**Task requirements**:
From the first line to the last, retype the records exactly without their images.

[[ Records provided open ]]

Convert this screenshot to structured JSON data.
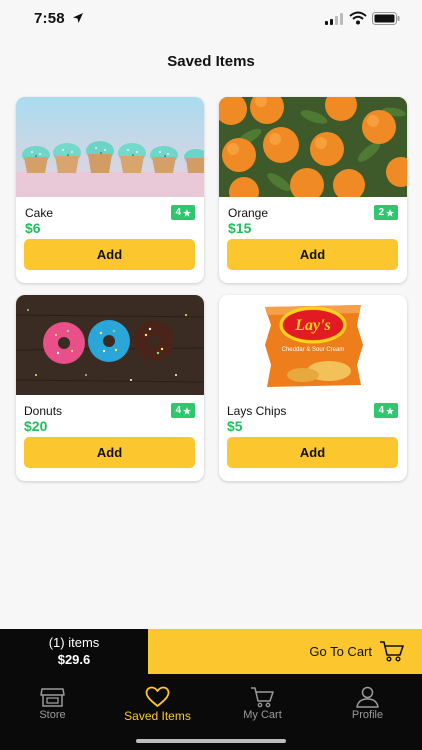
{
  "status_bar": {
    "time": "7:58"
  },
  "page": {
    "title": "Saved Items"
  },
  "items": [
    {
      "name": "Cake",
      "rating": "4",
      "price": "$6",
      "button": "Add",
      "image": "cupcakes-photo"
    },
    {
      "name": "Orange",
      "rating": "2",
      "price": "$15",
      "button": "Add",
      "image": "oranges-photo"
    },
    {
      "name": "Donuts",
      "rating": "4",
      "price": "$20",
      "button": "Add",
      "image": "donuts-photo"
    },
    {
      "name": "Lays Chips",
      "rating": "4",
      "price": "$5",
      "button": "Add",
      "image": "chips-bag-photo"
    }
  ],
  "product_logo": {
    "brand": "Lay's",
    "flavor": "Cheddar & Sour Cream"
  },
  "cart_bar": {
    "count": "(1) items",
    "total": "$29.6",
    "action": "Go To Cart"
  },
  "tabs": [
    {
      "label": "Store",
      "icon": "store-icon",
      "active": false
    },
    {
      "label": "Saved Items",
      "icon": "heart-icon",
      "active": true
    },
    {
      "label": "My Cart",
      "icon": "cart-icon",
      "active": false
    },
    {
      "label": "Profile",
      "icon": "profile-icon",
      "active": false
    }
  ],
  "colors": {
    "accent": "#fcc72e",
    "price": "#1fbf5b",
    "rating_badge": "#2ec76e",
    "bar_dark": "#0a0a0a"
  }
}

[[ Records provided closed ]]

**Solution**:
Convert this screenshot to structured JSON data.
{
  "status_bar": {
    "time": "7:58"
  },
  "page": {
    "title": "Saved Items"
  },
  "items": [
    {
      "name": "Cake",
      "rating": "4",
      "price": "$6",
      "button": "Add",
      "image": "cupcakes-photo"
    },
    {
      "name": "Orange",
      "rating": "2",
      "price": "$15",
      "button": "Add",
      "image": "oranges-photo"
    },
    {
      "name": "Donuts",
      "rating": "4",
      "price": "$20",
      "button": "Add",
      "image": "donuts-photo"
    },
    {
      "name": "Lays Chips",
      "rating": "4",
      "price": "$5",
      "button": "Add",
      "image": "chips-bag-photo"
    }
  ],
  "product_logo": {
    "brand": "Lay's",
    "flavor": "Cheddar & Sour Cream"
  },
  "cart_bar": {
    "count": "(1) items",
    "total": "$29.6",
    "action": "Go To Cart"
  },
  "tabs": [
    {
      "label": "Store",
      "icon": "store-icon",
      "active": false
    },
    {
      "label": "Saved Items",
      "icon": "heart-icon",
      "active": true
    },
    {
      "label": "My Cart",
      "icon": "cart-icon",
      "active": false
    },
    {
      "label": "Profile",
      "icon": "profile-icon",
      "active": false
    }
  ],
  "colors": {
    "accent": "#fcc72e",
    "price": "#1fbf5b",
    "rating_badge": "#2ec76e",
    "bar_dark": "#0a0a0a"
  }
}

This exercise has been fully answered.